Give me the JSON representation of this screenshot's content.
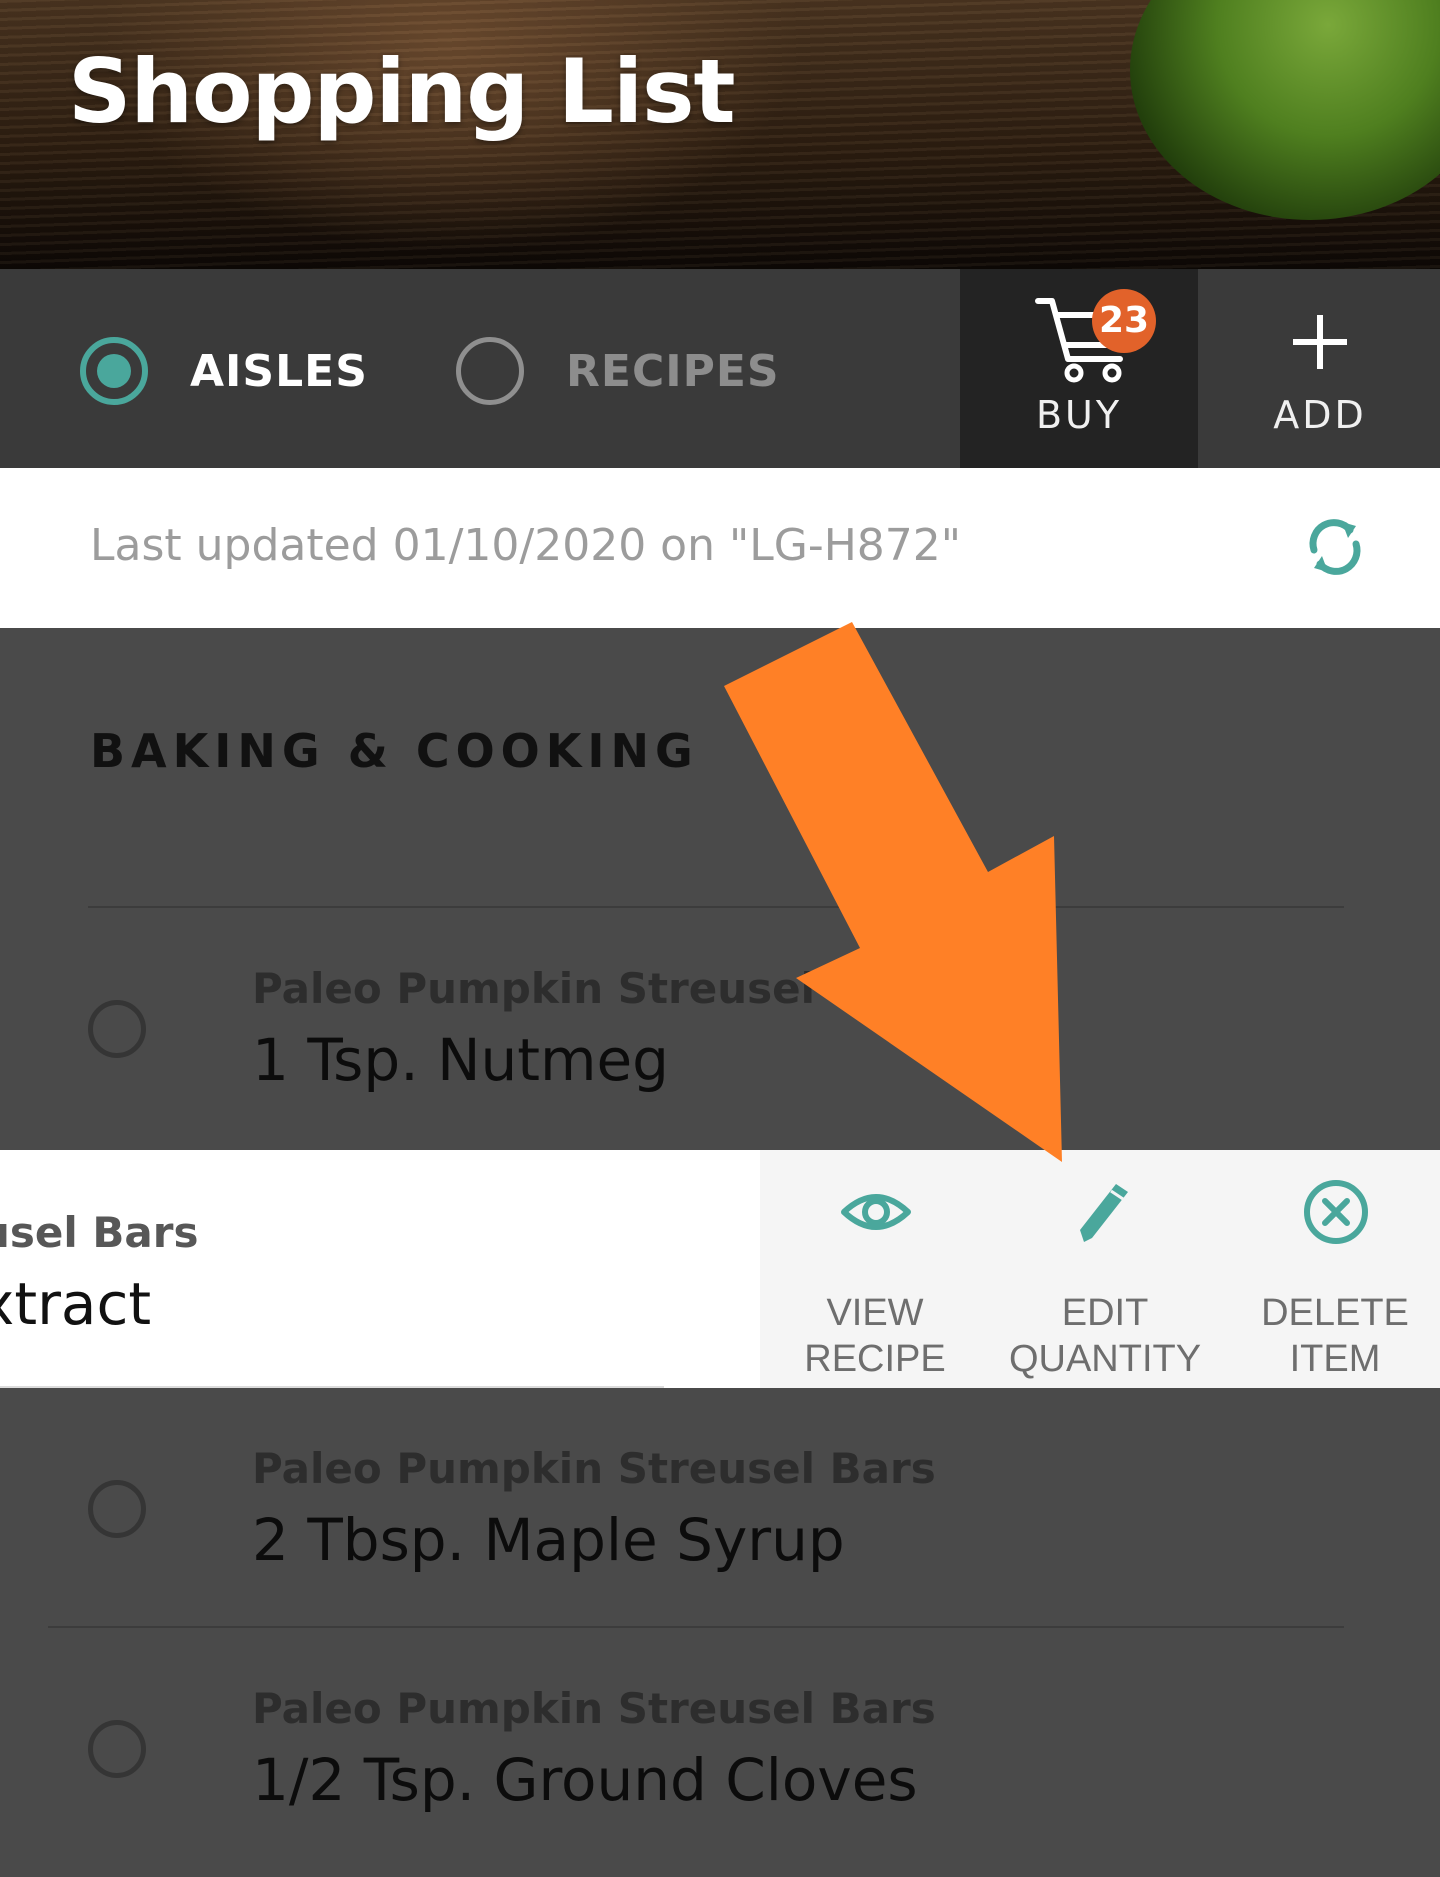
{
  "header": {
    "title": "Shopping List"
  },
  "toolbar": {
    "aisles_label": "AISLES",
    "recipes_label": "RECIPES",
    "selected": "aisles",
    "buy_label": "BUY",
    "cart_count": "23",
    "add_label": "ADD"
  },
  "sync": {
    "text": "Last updated 01/10/2020 on \"LG-H872\""
  },
  "section": {
    "title": "BAKING & COOKING"
  },
  "items": [
    {
      "recipe": "Paleo Pumpkin Streusel Bars",
      "name": "1 Tsp. Nutmeg"
    },
    {
      "recipe": "Paleo Pumpkin Streusel Bars",
      "name": "2 Tbsp. Maple Syrup"
    },
    {
      "recipe": "Paleo Pumpkin Streusel Bars",
      "name": "1/2 Tsp. Ground Cloves"
    }
  ],
  "swiped_item": {
    "recipe_partial": "usel Bars",
    "name_partial": "xtract"
  },
  "actions": {
    "view": "VIEW\nRECIPE",
    "edit": "EDIT\nQUANTITY",
    "delete": "DELETE\nITEM"
  },
  "colors": {
    "accent": "#4aa79c",
    "badge": "#e2622a",
    "arrow": "#ff8026"
  }
}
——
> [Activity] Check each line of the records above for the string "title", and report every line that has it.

> [Written answer]
    "title": "Shopping List"
    "title": "BAKING & COOKING"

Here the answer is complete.